Task instructions: Pictures aside, write every record out again word for word.

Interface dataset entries
********

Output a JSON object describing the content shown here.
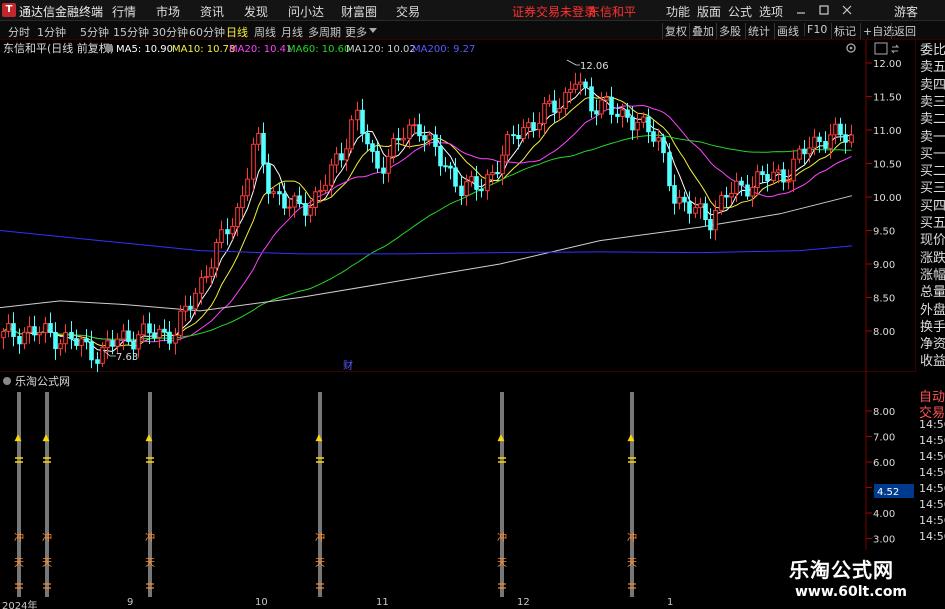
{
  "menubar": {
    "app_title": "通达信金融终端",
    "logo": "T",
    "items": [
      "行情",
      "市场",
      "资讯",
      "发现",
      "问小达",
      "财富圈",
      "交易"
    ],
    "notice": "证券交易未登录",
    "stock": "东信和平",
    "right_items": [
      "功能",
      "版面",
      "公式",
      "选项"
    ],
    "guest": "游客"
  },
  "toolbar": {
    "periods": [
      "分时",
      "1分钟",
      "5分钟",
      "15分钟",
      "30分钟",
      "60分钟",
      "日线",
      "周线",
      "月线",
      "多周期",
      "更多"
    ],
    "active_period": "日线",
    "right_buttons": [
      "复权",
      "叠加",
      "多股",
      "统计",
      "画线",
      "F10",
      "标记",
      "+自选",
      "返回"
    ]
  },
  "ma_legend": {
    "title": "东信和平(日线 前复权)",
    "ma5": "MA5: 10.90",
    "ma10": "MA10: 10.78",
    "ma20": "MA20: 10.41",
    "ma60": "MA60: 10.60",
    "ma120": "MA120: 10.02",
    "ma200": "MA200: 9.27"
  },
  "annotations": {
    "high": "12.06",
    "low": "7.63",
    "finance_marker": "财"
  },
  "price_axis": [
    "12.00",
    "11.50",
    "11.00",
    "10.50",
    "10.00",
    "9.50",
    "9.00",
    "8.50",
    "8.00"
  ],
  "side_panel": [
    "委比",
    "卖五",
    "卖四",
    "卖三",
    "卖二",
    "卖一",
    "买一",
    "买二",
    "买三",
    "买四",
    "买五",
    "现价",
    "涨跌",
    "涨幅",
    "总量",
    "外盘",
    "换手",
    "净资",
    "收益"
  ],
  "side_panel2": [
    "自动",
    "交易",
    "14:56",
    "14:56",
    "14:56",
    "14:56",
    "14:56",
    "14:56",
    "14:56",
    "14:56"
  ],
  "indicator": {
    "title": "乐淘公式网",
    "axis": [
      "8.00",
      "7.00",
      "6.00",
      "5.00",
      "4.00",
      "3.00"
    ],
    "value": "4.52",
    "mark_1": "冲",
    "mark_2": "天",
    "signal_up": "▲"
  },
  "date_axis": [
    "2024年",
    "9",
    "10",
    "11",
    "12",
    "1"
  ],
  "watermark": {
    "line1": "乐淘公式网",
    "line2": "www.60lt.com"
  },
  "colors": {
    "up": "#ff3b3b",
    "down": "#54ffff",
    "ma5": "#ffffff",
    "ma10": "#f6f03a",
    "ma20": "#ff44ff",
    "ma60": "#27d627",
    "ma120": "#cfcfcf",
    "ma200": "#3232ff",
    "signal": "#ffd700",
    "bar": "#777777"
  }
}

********

Answer for the task:
Output a JSON object describing the content shown here.
{
  "menubar": {
    "app_title": "通达信金融终端",
    "logo": "T",
    "items": [
      "行情",
      "市场",
      "资讯",
      "发现",
      "问小达",
      "财富圈",
      "交易"
    ],
    "notice": "证券交易未登录",
    "stock": "东信和平",
    "right_items": [
      "功能",
      "版面",
      "公式",
      "选项"
    ],
    "guest": "游客"
  },
  "toolbar": {
    "periods": [
      "分时",
      "1分钟",
      "5分钟",
      "15分钟",
      "30分钟",
      "60分钟",
      "日线",
      "周线",
      "月线",
      "多周期",
      "更多"
    ],
    "active_period": "日线",
    "right_buttons": [
      "复权",
      "叠加",
      "多股",
      "统计",
      "画线",
      "F10",
      "标记",
      "+自选",
      "返回"
    ]
  },
  "ma_legend": {
    "title": "东信和平(日线 前复权)",
    "ma5": "MA5: 10.90",
    "ma10": "MA10: 10.78",
    "ma20": "MA20: 10.41",
    "ma60": "MA60: 10.60",
    "ma120": "MA120: 10.02",
    "ma200": "MA200: 9.27"
  },
  "annotations": {
    "high": "12.06",
    "low": "7.63",
    "finance_marker": "财"
  },
  "price_axis": [
    "12.00",
    "11.50",
    "11.00",
    "10.50",
    "10.00",
    "9.50",
    "9.00",
    "8.50",
    "8.00"
  ],
  "side_panel": [
    "委比",
    "卖五",
    "卖四",
    "卖三",
    "卖二",
    "卖一",
    "买一",
    "买二",
    "买三",
    "买四",
    "买五",
    "现价",
    "涨跌",
    "涨幅",
    "总量",
    "外盘",
    "换手",
    "净资",
    "收益"
  ],
  "side_panel2": [
    "自动",
    "交易",
    "14:56",
    "14:56",
    "14:56",
    "14:56",
    "14:56",
    "14:56",
    "14:56",
    "14:56"
  ],
  "indicator": {
    "title": "乐淘公式网",
    "axis": [
      "8.00",
      "7.00",
      "6.00",
      "5.00",
      "4.00",
      "3.00"
    ],
    "value": "4.52",
    "mark_1": "冲",
    "mark_2": "天",
    "signal_up": "▲"
  },
  "date_axis": [
    "2024年",
    "9",
    "10",
    "11",
    "12",
    "1"
  ],
  "watermark": {
    "line1": "乐淘公式网",
    "line2": "www.60lt.com"
  },
  "colors": {
    "up": "#ff3b3b",
    "down": "#54ffff",
    "ma5": "#ffffff",
    "ma10": "#f6f03a",
    "ma20": "#ff44ff",
    "ma60": "#27d627",
    "ma120": "#cfcfcf",
    "ma200": "#3232ff",
    "signal": "#ffd700",
    "bar": "#777777"
  }
}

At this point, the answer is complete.